Printing onto Coloured Paper.
Taking a shape of interest from a star on a mood board in chapter 1, I created two stamps from a rubber block. These simple printing blocks were made using the same source, but I changed the size, to help create different patterns.
I followed the suggested patterns given, but didn't find them that easy to create. As the block wasn't transparent, it made it hard to see when the actual print would be made. I wasn't inspired by the patterns being created and didn't feel that I would personally use this technique in my own work.
Inspired by the work of Hiliary Beattie, I decided to make to some stamps using mount board and foam. The same design source was used, but these would print more easily over a large area, and enable repeat patterns to be produced quickly. I thought that this would be more exciting when printing onto fabric.
I really liked the effect these printing blocks gave and how quickly the pattern was created. The patterns were printed onto paper first and then sprayed with ink. This had the effect of masking the colour of the printing, which then led me to over print the initial work (see samples b, c and d). My favourite sample was c, where both of the stamps were used showing different patterns using two sizes. This printing is something I would like to develop. I have now discovered that you can buy self adhesive foam, which will make it easier to create the blocks. I covered my foam with double-side tape, which left a sticky surface where there wasn't any foam . I painted the whole stamp with dilute PVA glue to seal it, but this didn't last when I wanted to clean the blocks to use again. I'm told emulsion paint also works.
Sheet (d) was created using a piece of packaging as a stamp, I like how you could over stamp but still see the paper behind. This effect would be good on a special or fussy background, wher you didn't want to loose its effect. At a later stage I will try this on the papers coloured with both the blue and orange brusho dyes.
Star Shapes from Coloured Paper.
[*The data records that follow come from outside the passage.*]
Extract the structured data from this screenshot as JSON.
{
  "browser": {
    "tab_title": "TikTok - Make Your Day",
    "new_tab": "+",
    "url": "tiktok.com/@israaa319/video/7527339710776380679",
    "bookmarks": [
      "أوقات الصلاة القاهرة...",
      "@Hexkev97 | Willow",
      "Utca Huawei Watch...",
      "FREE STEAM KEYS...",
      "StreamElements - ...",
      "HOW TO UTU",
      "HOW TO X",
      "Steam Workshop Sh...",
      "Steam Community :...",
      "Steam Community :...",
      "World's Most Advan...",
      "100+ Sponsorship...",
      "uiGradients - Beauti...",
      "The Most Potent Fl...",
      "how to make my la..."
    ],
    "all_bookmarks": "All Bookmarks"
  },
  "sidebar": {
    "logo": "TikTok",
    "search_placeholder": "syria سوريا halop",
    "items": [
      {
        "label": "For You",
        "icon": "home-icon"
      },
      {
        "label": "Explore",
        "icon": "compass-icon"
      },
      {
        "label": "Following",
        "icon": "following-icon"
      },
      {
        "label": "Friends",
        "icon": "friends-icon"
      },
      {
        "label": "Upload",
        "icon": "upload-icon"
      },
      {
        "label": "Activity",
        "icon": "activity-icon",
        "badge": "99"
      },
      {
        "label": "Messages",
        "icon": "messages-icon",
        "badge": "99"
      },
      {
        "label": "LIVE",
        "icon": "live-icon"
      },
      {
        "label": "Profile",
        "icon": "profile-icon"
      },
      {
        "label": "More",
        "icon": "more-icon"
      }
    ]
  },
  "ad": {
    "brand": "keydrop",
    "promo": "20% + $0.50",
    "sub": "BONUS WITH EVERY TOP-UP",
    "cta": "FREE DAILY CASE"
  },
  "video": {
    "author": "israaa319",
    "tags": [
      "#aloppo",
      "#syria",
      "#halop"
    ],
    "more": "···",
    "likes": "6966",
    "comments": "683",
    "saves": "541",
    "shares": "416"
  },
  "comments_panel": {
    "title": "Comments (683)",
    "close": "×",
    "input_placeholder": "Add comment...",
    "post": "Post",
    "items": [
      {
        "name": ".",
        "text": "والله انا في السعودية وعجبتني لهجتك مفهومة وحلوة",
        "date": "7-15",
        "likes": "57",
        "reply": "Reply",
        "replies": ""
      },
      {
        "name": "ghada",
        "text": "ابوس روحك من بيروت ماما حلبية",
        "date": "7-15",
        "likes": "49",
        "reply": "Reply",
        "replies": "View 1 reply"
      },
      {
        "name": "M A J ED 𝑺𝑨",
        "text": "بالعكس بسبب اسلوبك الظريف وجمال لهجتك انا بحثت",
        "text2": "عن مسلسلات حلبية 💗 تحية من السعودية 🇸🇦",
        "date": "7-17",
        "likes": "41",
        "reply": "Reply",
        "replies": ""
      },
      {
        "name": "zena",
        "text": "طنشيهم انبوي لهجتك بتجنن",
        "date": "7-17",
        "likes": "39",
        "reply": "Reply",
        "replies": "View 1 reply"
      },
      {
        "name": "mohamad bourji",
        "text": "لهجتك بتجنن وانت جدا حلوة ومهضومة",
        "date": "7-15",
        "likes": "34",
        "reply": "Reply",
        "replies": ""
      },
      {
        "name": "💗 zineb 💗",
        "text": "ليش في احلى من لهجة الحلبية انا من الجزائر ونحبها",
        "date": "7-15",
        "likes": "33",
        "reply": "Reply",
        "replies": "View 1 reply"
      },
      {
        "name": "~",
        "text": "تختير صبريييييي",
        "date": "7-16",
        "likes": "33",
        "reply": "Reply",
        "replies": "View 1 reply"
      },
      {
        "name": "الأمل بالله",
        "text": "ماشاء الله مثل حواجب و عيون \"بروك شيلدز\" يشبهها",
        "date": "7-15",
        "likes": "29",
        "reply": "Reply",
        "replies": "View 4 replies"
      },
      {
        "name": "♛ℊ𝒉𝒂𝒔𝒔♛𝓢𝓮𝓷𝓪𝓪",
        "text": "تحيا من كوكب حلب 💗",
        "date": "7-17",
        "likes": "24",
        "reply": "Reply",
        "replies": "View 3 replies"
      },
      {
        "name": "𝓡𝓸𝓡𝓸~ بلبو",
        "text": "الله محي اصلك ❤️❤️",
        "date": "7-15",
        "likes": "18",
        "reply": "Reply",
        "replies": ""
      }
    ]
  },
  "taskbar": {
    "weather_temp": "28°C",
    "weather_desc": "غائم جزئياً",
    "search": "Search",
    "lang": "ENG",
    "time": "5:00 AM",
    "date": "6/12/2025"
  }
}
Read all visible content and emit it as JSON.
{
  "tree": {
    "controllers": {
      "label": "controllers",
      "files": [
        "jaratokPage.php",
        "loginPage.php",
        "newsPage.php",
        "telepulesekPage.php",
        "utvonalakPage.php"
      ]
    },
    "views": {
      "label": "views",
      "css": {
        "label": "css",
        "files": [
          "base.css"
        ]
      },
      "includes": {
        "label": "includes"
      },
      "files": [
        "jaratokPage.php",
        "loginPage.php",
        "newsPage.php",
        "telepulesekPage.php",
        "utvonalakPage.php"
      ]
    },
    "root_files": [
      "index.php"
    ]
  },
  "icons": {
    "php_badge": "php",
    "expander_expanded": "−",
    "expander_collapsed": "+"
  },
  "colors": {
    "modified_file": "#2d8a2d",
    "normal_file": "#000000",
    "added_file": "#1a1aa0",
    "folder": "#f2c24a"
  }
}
This exercise created lots of interesting and pleasing results. It was easier to use scissors or a craft knife to cut the stars out, but it made me think that there are other possibilities. The patterns that could be made are endless, but I like the shapes being produced when I started to overlay stars and lay them other than in a central postion.This is a new idea to me and something I'm looking forward to exploring more when looking at more design shapes in both paper and fabric.